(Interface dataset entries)

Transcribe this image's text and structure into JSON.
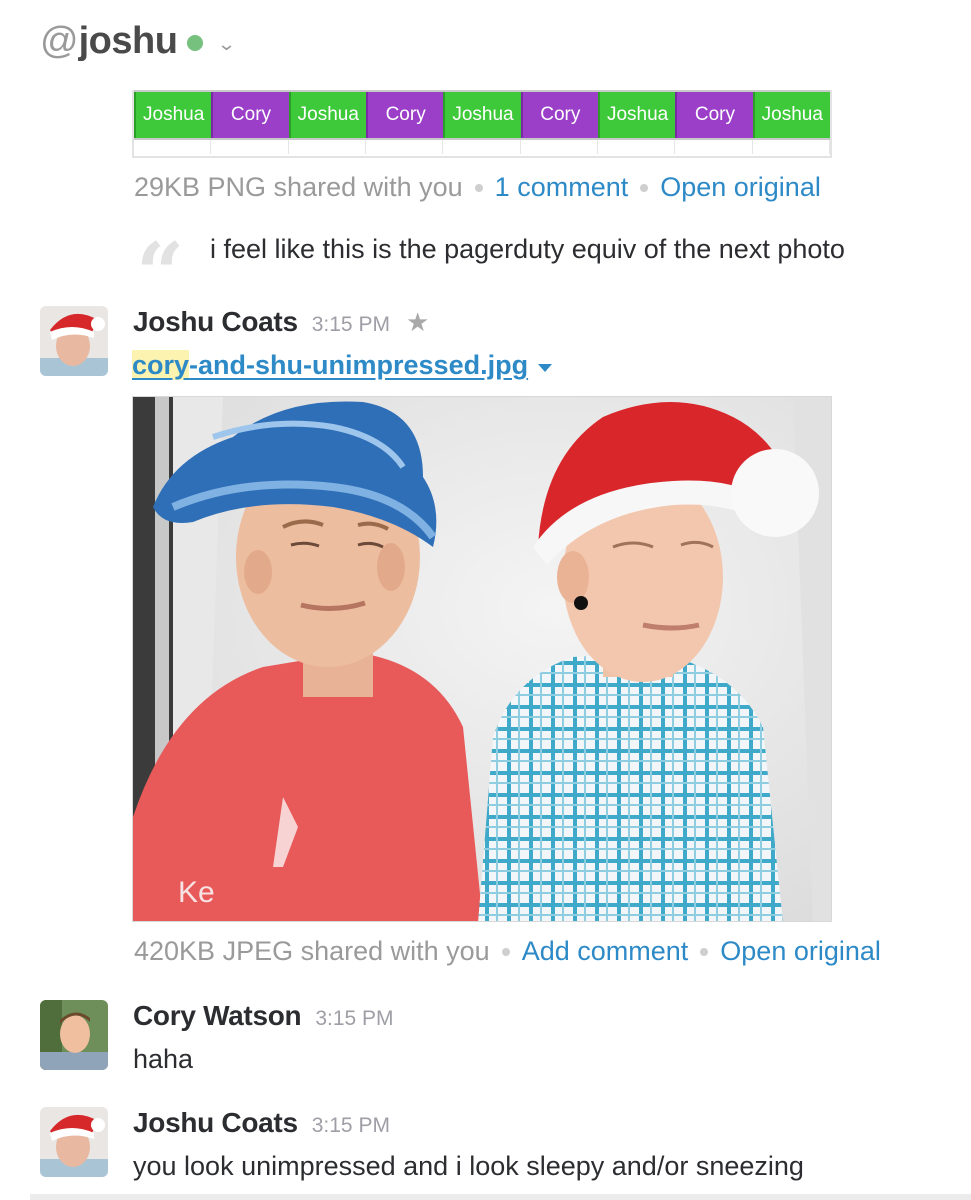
{
  "channel": {
    "prefix": "@",
    "name": "joshu",
    "presence_color": "#77c17e",
    "chevron": "⌄"
  },
  "schedule_image": {
    "cells": [
      {
        "label": "Joshua",
        "color": "green"
      },
      {
        "label": "Cory",
        "color": "purple"
      },
      {
        "label": "Joshua",
        "color": "green"
      },
      {
        "label": "Cory",
        "color": "purple"
      },
      {
        "label": "Joshua",
        "color": "green"
      },
      {
        "label": "Cory",
        "color": "purple"
      },
      {
        "label": "Joshua",
        "color": "green"
      },
      {
        "label": "Cory",
        "color": "purple"
      },
      {
        "label": "Joshua",
        "color": "green"
      }
    ],
    "meta": {
      "info": "29KB PNG shared with you",
      "comments": "1 comment",
      "open": "Open original"
    },
    "comment_text": "i feel like this is the pagerduty equiv of the next photo"
  },
  "messages": [
    {
      "sender": "Joshu Coats",
      "time": "3:15 PM",
      "file": {
        "name_highlight": "cory",
        "name_rest": "-and-shu-unimpressed.jpg",
        "meta": {
          "info": "420KB JPEG shared with you",
          "comment": "Add comment",
          "open": "Open original"
        }
      }
    },
    {
      "sender": "Cory Watson",
      "time": "3:15 PM",
      "text": "haha"
    },
    {
      "sender": "Joshu Coats",
      "time": "3:15 PM",
      "text": "you look unimpressed and i look sleepy and/or sneezing"
    }
  ],
  "icons": {
    "star": "star-icon",
    "quote": "quote-icon",
    "caret": "dropdown-caret-icon"
  },
  "colors": {
    "link": "#2d8ac7",
    "green": "#3ec93a",
    "purple": "#9b3fc9",
    "muted": "#9a9a9a"
  }
}
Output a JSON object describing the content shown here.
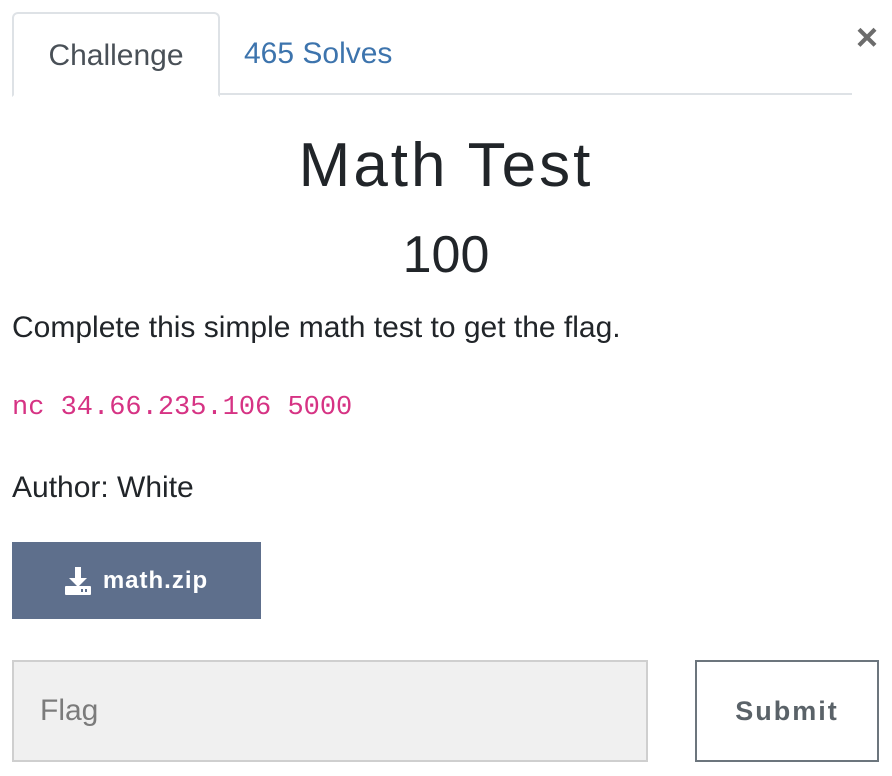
{
  "tabs": {
    "challenge_label": "Challenge",
    "solves_label": "465 Solves"
  },
  "close_glyph": "×",
  "challenge": {
    "name": "Math Test",
    "points": "100",
    "description": "Complete this simple math test to get the flag.",
    "connection": "nc 34.66.235.106 5000",
    "author": "Author: White"
  },
  "file": {
    "name": "math.zip",
    "icon": "download-icon"
  },
  "form": {
    "flag_placeholder": "Flag",
    "flag_value": "",
    "submit_label": "Submit"
  },
  "colors": {
    "link": "#3d74ad",
    "download_button": "#5e6f8c",
    "code": "#d63384"
  }
}
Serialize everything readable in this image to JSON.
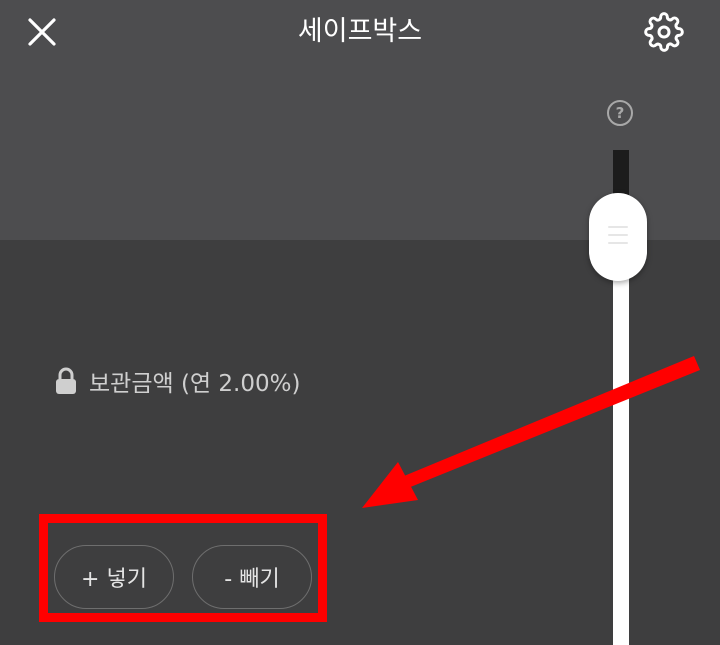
{
  "header": {
    "title": "세이프박스",
    "close_icon": "close-icon",
    "settings_icon": "gear-icon"
  },
  "slider": {
    "help_text": "?",
    "help_icon": "question-circle-icon"
  },
  "main": {
    "amount_label": "보관금액 (연 2.00%)",
    "lock_icon": "lock-icon"
  },
  "actions": {
    "add_label": "+ 넣기",
    "withdraw_label": "- 빼기"
  },
  "annotation": {
    "color": "#ff0000"
  },
  "colors": {
    "top_bg": "#4d4d4f",
    "bottom_bg": "#3e3e3f",
    "accent": "#ff0000"
  }
}
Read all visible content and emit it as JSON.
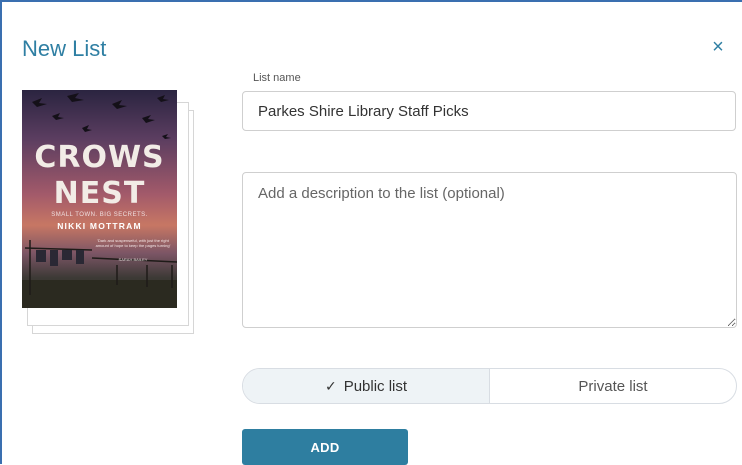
{
  "dialog": {
    "title": "New List",
    "close_icon": "×"
  },
  "book": {
    "title_line1": "CROWS",
    "title_line2": "NEST",
    "tagline": "SMALL TOWN. BIG SECRETS.",
    "author": "NIKKI MOTTRAM",
    "blurb": "'Dark and suspenseful, with just the right amount of hope to keep the pages turning'",
    "blurb_source": "SARAH BAILEY"
  },
  "form": {
    "name_label": "List name",
    "name_value": "Parkes Shire Library Staff Picks",
    "description_placeholder": "Add a description to the list (optional)",
    "visibility": {
      "public_label": "Public list",
      "private_label": "Private list",
      "selected": "public",
      "check_icon": "✓"
    },
    "add_label": "ADD"
  },
  "colors": {
    "accent": "#2f7fa3",
    "button": "#2e7ea0",
    "border": "#3a6fb0"
  }
}
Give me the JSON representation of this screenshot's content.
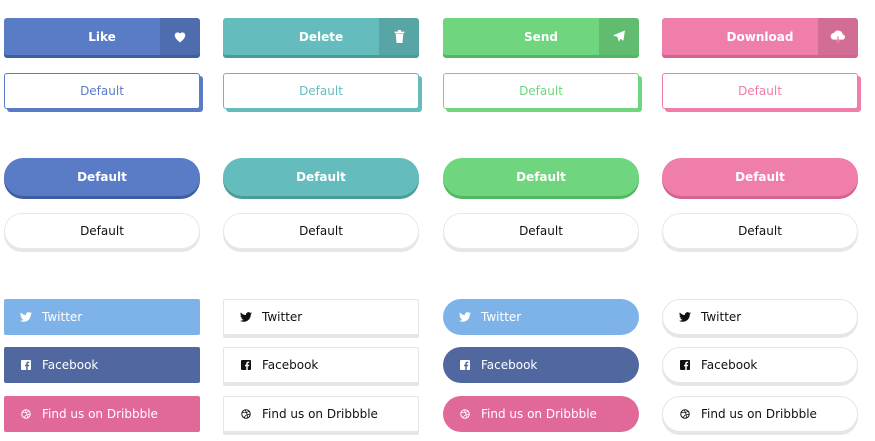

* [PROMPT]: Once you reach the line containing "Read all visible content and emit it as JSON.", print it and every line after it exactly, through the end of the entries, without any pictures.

* [WRITTEN RESPONSE]:
Read all visible content and emit it as JSON.
{
  "dialog": {
    "title": "New List",
    "close_icon": "×"
  },
  "book": {
    "title_line1": "CROWS",
    "title_line2": "NEST",
    "tagline": "SMALL TOWN. BIG SECRETS.",
    "author": "NIKKI MOTTRAM",
    "blurb": "'Dark and suspenseful, with just the right amount of hope to keep the pages turning'",
    "blurb_source": "SARAH BAILEY"
  },
  "form": {
    "name_label": "List name",
    "name_value": "Parkes Shire Library Staff Picks",
    "description_placeholder": "Add a description to the list (optional)",
    "visibility": {
      "public_label": "Public list",
      "private_label": "Private list",
      "selected": "public",
      "check_icon": "✓"
    },
    "add_label": "ADD"
  },
  "colors": {
    "accent": "#2f7fa3",
    "button": "#2e7ea0",
    "border": "#3a6fb0"
  }
}
Give me the JSON representation of this screenshot's content.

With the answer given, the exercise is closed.